Equivalent to just three grains of salt, three milligrams of certain highly potent prescription pain killers can be lethal. For example, some synthetic opium alkaloids are potent enough to create a risk of overdose when first responders, including law enforcement, fire, rescue and emergency service personnel, are accidentally exposed. It only takes a small amount inhaled through the nose or mouth and absorbed by mucous membranes to cause severe adverse reactions.
Myth: Touching even a small amount of certain drug substances can cause overdose, coma or death.
Fact: Incidental skin exposure to certain drugs is extremely unlikely to harm you immediately.
- Potent synthetic opiates may appear as a powder, tablet, capsule or solution.
- Inhaling or transferring these substances from the skin to mucous membranes (eyes, nose or mouth) are the most common types of incidental exposure.
Do wash the affected area with soap and water as soon as possible to remove residue easily.
Don’t use alcohol-based hand sanitizers, wipes or products. They may increase the absorption of certain drugs.
Myth: First responders have also overdosed after contact with an overdose victim or contaminated environment.
Fact: Most first responders’ encounters with overdose victims and contaminated environments do not present a significant drug exposure threat.
- Experts agree that routine encounters with prescription and illicit drugs do not present a significant risk of exposure.
Do ensure that all commonly used controls and protocols are followed.
- Wear appropriate personal protective equipment (PPE), especially in unusual situations such as those with higher concentrations of airborne powders and environmental contamination.
- OxiClean Versatile Stain Remover™ is recommended for use (a study proving its cleaning powers was recently published in the Journal of Forensic Sciences) in cleaning prescription analgesic spills, giving first responders another safe way to reduce or eliminate exposure.
Myth: PPE cannot protect you against drug powder exposure.
Fact: When worn correctly, PPE will protect you from exposure to drug powders.
Do wear appropriate PPE for the task when exposure to drug powders is likely (PPE includes gloves, properly fitted respiratory protection and safety eyewear).
Don’t use powdered gloves as powder particulates from the gloves may absorb and spread contaminants to unintended surfaces.
Myth: Standard precautions for dealing with suspicious substances do not apply to powerful prescription analgesics.

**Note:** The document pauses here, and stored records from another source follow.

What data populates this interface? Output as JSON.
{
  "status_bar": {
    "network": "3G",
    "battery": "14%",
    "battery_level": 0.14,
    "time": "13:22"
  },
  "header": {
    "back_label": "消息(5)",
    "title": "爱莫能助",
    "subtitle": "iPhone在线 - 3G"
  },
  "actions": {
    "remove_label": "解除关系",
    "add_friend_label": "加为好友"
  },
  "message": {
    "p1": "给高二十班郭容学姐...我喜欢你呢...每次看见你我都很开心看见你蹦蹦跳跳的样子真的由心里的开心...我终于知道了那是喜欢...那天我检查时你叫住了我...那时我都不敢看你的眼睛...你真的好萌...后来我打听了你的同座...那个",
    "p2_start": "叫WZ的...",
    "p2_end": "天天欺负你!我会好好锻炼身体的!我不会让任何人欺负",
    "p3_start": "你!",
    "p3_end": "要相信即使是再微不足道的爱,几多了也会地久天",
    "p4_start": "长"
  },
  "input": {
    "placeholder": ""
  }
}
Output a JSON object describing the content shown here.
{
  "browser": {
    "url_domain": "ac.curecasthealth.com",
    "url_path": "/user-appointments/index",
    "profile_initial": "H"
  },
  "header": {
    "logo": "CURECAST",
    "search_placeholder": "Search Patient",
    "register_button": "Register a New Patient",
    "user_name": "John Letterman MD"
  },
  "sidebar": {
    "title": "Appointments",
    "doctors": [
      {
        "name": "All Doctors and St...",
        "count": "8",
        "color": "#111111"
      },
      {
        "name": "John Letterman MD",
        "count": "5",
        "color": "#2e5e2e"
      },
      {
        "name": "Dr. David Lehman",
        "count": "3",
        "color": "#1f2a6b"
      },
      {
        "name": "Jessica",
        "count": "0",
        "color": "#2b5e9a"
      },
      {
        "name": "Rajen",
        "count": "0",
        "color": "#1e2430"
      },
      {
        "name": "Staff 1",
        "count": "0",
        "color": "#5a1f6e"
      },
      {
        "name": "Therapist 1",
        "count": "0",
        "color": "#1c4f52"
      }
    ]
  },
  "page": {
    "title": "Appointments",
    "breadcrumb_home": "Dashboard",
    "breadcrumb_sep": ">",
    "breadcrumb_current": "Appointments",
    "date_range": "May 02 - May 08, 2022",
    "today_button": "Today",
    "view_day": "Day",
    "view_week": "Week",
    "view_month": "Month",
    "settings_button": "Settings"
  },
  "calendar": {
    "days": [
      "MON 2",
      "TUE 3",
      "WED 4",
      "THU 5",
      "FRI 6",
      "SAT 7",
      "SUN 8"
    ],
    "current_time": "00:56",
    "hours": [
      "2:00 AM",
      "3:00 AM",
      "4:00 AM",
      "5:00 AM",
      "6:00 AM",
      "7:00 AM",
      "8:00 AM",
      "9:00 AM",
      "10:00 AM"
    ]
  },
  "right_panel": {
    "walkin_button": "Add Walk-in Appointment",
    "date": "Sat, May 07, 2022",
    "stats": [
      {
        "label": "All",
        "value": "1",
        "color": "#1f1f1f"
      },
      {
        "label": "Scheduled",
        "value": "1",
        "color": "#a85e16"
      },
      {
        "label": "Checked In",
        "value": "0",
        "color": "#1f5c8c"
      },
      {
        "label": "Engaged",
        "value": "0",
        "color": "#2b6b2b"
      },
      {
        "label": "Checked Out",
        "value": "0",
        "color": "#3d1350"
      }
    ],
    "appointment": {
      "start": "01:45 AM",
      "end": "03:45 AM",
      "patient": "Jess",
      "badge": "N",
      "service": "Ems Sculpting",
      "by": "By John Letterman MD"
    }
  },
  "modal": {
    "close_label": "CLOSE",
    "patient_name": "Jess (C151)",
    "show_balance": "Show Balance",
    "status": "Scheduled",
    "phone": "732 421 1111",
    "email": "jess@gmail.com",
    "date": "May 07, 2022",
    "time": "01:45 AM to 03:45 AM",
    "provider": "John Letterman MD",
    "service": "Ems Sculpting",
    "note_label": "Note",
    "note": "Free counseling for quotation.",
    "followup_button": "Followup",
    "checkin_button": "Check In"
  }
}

Fact: Occupational health and safety precautions regarding contact with unknown powdered substances are appropriate for most incidental encounters with both legal and illegal analgesics.
Do avoid direct contact with potential drug powders whenever possible.
- Wear appropriate PPE as required for the specific task or activity.
- Wash your hands with soap and water often and after handling suspicious substances.
- Soap and water are a useful control to reduce powder contamination.
- Use proper decontamination and notification procedures for contaminated equipment or clothing.
Don’t eat, drink or smoke after handling a suspicious substance until you have washed your hands.
Myth: The safest way to identify mail, packages and other materials that contain narcotics is through drug-sniffing dogs while wearing nitrile gloves and appropriate PPE.
Fact: The safest way to positively identify suspicious materials is through forensic analysis while using the proper lab safety equipment, a filtered fume/particulate hood.
Do use the proper ductless fume hood, which can be used as a narcotics identification workstation, to reduce the highest risk of exposure. These package and mail inspection workstations meet or exceed OSHA, ANSI and other international standards and provide the best protection against the highest risk of exposure and accidental contamination.
- Ductless fume hoods are designed to eliminate by-pass leakage.
- Electronic monitoring ensures continued performance and safety.
- Provides ideal protection against exposure to particulates and fumes that can compromise personnel safety.
Don’t rely on gloves and respiratory protection (full-face air-purifying respirators) alone to protect against exposure to highly potent narcotic powders. These safe handling methods are only intended to protect against medium-risk substances.